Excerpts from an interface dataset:
-=-=-

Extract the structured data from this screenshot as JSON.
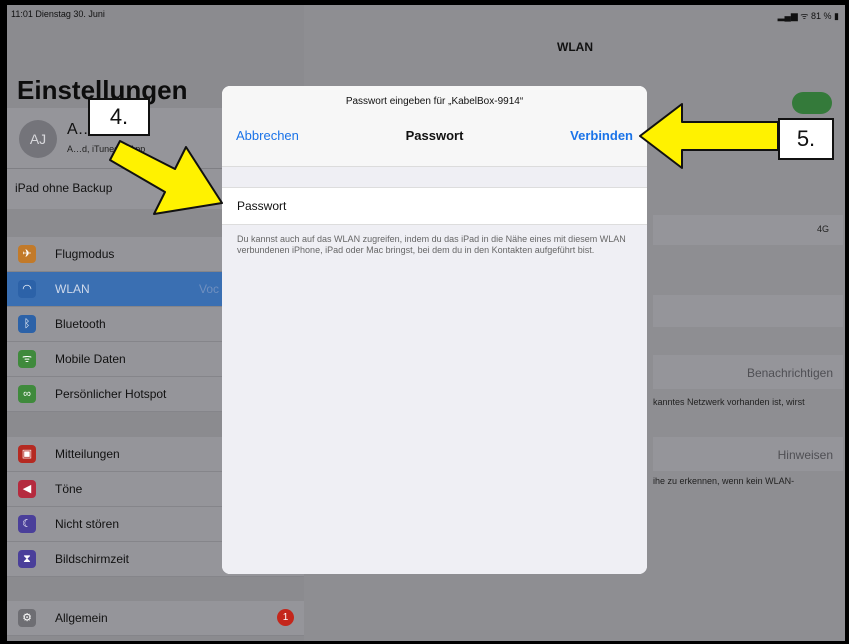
{
  "status_bar": {
    "time_date": "11:01  Dienstag 30. Juni",
    "battery": "81 %"
  },
  "sidebar": {
    "title": "Einstellungen",
    "profile": {
      "initials": "AJ",
      "name": "A…annsen",
      "subtitle": "A…d, iTunes & App"
    },
    "backup_label": "iPad ohne Backup",
    "group1": [
      {
        "label": "Flugmodus",
        "icon": "airplane-icon",
        "color": "#c27a2a"
      },
      {
        "label": "WLAN",
        "icon": "wifi-icon",
        "color": "#2c62a8",
        "value": "Voc"
      },
      {
        "label": "Bluetooth",
        "icon": "bluetooth-icon",
        "color": "#2c62a8"
      },
      {
        "label": "Mobile Daten",
        "icon": "antenna-icon",
        "color": "#3f8a3c"
      },
      {
        "label": "Persönlicher Hotspot",
        "icon": "hotspot-icon",
        "color": "#3f8a3c"
      }
    ],
    "group2": [
      {
        "label": "Mitteilungen",
        "icon": "notifications-icon",
        "color": "#b52a22"
      },
      {
        "label": "Töne",
        "icon": "sound-icon",
        "color": "#b52a3e"
      },
      {
        "label": "Nicht stören",
        "icon": "moon-icon",
        "color": "#4a3f9a"
      },
      {
        "label": "Bildschirmzeit",
        "icon": "hourglass-icon",
        "color": "#4a3f9a"
      }
    ],
    "group3": [
      {
        "label": "Allgemein",
        "icon": "gear-icon",
        "color": "#6e6e73",
        "badge": "1"
      }
    ]
  },
  "detail": {
    "title": "WLAN",
    "cellular": "4G",
    "notify_label": "Benachrichtigen",
    "notify_hint": "kanntes Netzwerk vorhanden ist, wirst",
    "hint_label": "Hinweisen",
    "hint_text": "ihe zu erkennen, wenn kein WLAN-"
  },
  "modal": {
    "prompt": "Passwort eingeben für „KabelBox-9914“",
    "title": "Passwort",
    "cancel_label": "Abbrechen",
    "connect_label": "Verbinden",
    "password_placeholder": "Passwort",
    "hint": "Du kannst auch auf das WLAN zugreifen, indem du das iPad in die Nähe eines mit diesem WLAN verbundenen iPhone, iPad oder Mac bringst, bei dem du in den Kontakten aufgeführt bist."
  },
  "annotations": {
    "step4": "4.",
    "step5": "5.",
    "arrow_color": "#fff200"
  }
}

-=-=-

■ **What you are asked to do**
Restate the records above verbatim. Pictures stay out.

■ **Problem solution**
Extract the structured data from this screenshot as JSON.
{
  "status_bar": {
    "time_date": "11:01  Dienstag 30. Juni",
    "battery": "81 %"
  },
  "sidebar": {
    "title": "Einstellungen",
    "profile": {
      "initials": "AJ",
      "name": "A…annsen",
      "subtitle": "A…d, iTunes & App"
    },
    "backup_label": "iPad ohne Backup",
    "group1": [
      {
        "label": "Flugmodus",
        "icon": "airplane-icon",
        "color": "#c27a2a"
      },
      {
        "label": "WLAN",
        "icon": "wifi-icon",
        "color": "#2c62a8",
        "value": "Voc"
      },
      {
        "label": "Bluetooth",
        "icon": "bluetooth-icon",
        "color": "#2c62a8"
      },
      {
        "label": "Mobile Daten",
        "icon": "antenna-icon",
        "color": "#3f8a3c"
      },
      {
        "label": "Persönlicher Hotspot",
        "icon": "hotspot-icon",
        "color": "#3f8a3c"
      }
    ],
    "group2": [
      {
        "label": "Mitteilungen",
        "icon": "notifications-icon",
        "color": "#b52a22"
      },
      {
        "label": "Töne",
        "icon": "sound-icon",
        "color": "#b52a3e"
      },
      {
        "label": "Nicht stören",
        "icon": "moon-icon",
        "color": "#4a3f9a"
      },
      {
        "label": "Bildschirmzeit",
        "icon": "hourglass-icon",
        "color": "#4a3f9a"
      }
    ],
    "group3": [
      {
        "label": "Allgemein",
        "icon": "gear-icon",
        "color": "#6e6e73",
        "badge": "1"
      }
    ]
  },
  "detail": {
    "title": "WLAN",
    "cellular": "4G",
    "notify_label": "Benachrichtigen",
    "notify_hint": "kanntes Netzwerk vorhanden ist, wirst",
    "hint_label": "Hinweisen",
    "hint_text": "ihe zu erkennen, wenn kein WLAN-"
  },
  "modal": {
    "prompt": "Passwort eingeben für „KabelBox-9914“",
    "title": "Passwort",
    "cancel_label": "Abbrechen",
    "connect_label": "Verbinden",
    "password_placeholder": "Passwort",
    "hint": "Du kannst auch auf das WLAN zugreifen, indem du das iPad in die Nähe eines mit diesem WLAN verbundenen iPhone, iPad oder Mac bringst, bei dem du in den Kontakten aufgeführt bist."
  },
  "annotations": {
    "step4": "4.",
    "step5": "5.",
    "arrow_color": "#fff200"
  }
}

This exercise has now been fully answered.